Curiosity wiggles wheels ahead of first drive on Mars

Curiosity wiggles wheels ahead of first drive on Mars

Curiosity wiggles wheels ahead of first drive on Mars

Curiosity rover has wiggled its four corner wheels to prepare for its first drive on Mars, NASA's Jet Propulsion Laboratory (JPL) in Pasadena, California announced.

JPL said the six-wheeled rover wiggled its four corner wheels side to side for the first time on Mars Tuesday as a test of the steering actuators on those wheels. This was critical preparation for Curiosity's first drive on Mars, reported Xinhua.

"We wanted to test the steering, because otherwise we would be driving in whatever direction we landed in," Curiosity Mission Manager Michael Watkins of JPL explained during a teleconference Tuesday.

Watkins said the commands will be sent up Tuesday night for a drive of just a few metres, incorporating a turn to the right and a backing-up manoeuvre. That initial movement should occur "in the middle of the night our time" and last about half-hour, he said.

The six-wheeled rover has a versatile steering system, with two front and two rear wheels that can be independently twisted so much that the car-sized, one-tonne vehicle pirouettes in place.

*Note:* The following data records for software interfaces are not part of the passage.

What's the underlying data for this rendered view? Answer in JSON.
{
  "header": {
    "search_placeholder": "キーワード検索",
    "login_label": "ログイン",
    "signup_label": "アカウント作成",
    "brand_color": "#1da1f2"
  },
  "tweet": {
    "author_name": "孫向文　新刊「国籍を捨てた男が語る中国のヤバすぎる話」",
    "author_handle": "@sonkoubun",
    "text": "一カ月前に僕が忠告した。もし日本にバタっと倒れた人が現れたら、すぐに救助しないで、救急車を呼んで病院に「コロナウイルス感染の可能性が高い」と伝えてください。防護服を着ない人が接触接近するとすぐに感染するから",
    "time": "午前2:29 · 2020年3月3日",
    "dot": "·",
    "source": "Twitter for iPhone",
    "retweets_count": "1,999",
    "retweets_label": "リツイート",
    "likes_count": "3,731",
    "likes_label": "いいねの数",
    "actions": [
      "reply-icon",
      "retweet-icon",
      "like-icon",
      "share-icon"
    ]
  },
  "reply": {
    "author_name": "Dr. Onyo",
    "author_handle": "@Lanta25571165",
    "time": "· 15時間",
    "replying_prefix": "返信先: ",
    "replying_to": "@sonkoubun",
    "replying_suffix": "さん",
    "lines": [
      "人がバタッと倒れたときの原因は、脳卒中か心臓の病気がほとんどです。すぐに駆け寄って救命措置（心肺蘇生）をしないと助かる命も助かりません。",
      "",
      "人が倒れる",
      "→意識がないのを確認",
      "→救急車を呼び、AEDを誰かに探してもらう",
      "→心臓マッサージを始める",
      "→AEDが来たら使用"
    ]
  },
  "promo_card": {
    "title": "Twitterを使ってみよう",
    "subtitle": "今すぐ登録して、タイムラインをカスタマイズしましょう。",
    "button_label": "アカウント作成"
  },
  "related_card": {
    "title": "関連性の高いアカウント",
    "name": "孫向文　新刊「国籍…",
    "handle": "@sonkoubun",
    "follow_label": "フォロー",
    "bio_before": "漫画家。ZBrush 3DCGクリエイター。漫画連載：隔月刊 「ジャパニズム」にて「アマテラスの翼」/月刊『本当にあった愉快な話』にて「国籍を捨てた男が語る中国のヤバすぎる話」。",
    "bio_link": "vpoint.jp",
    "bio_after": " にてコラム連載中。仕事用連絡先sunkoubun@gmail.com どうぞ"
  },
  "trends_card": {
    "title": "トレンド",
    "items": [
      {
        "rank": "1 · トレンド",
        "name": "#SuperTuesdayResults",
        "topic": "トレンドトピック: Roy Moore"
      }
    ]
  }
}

The two middle wheels can push as well, but they are not built for turning. Each wheel measures 20 inches in diameter, which is about the size of an automotive tyre, according to JPL.

Successful driving is the key to Curiosity's two-year, $2.5 billion mission, because its ultimate goal is to reach the flanks of a 3-mile-high mountain within the crater, known as Aeolis Mons or Mount Sharp, which is about 20 km away, Watkins said.

Once the rover is fully into its drive mode, it's expected to trek up to the length of a football field in a day.

Curiosity's first destination is an intersection of three geological formations about a quarter-mile from the landing site, known as Glenelg, according to JPL.

The rover is due to spend the next couple of months checking out that area, and then it will turn its wheels toward Mount Sharp. That's where scientists expect to read the geological history of Mars over the course of billions of years, as recorded in the layers of rock going up the mountainside.

Those readings could show how habitable the planet might have been at different epochs, JPL said.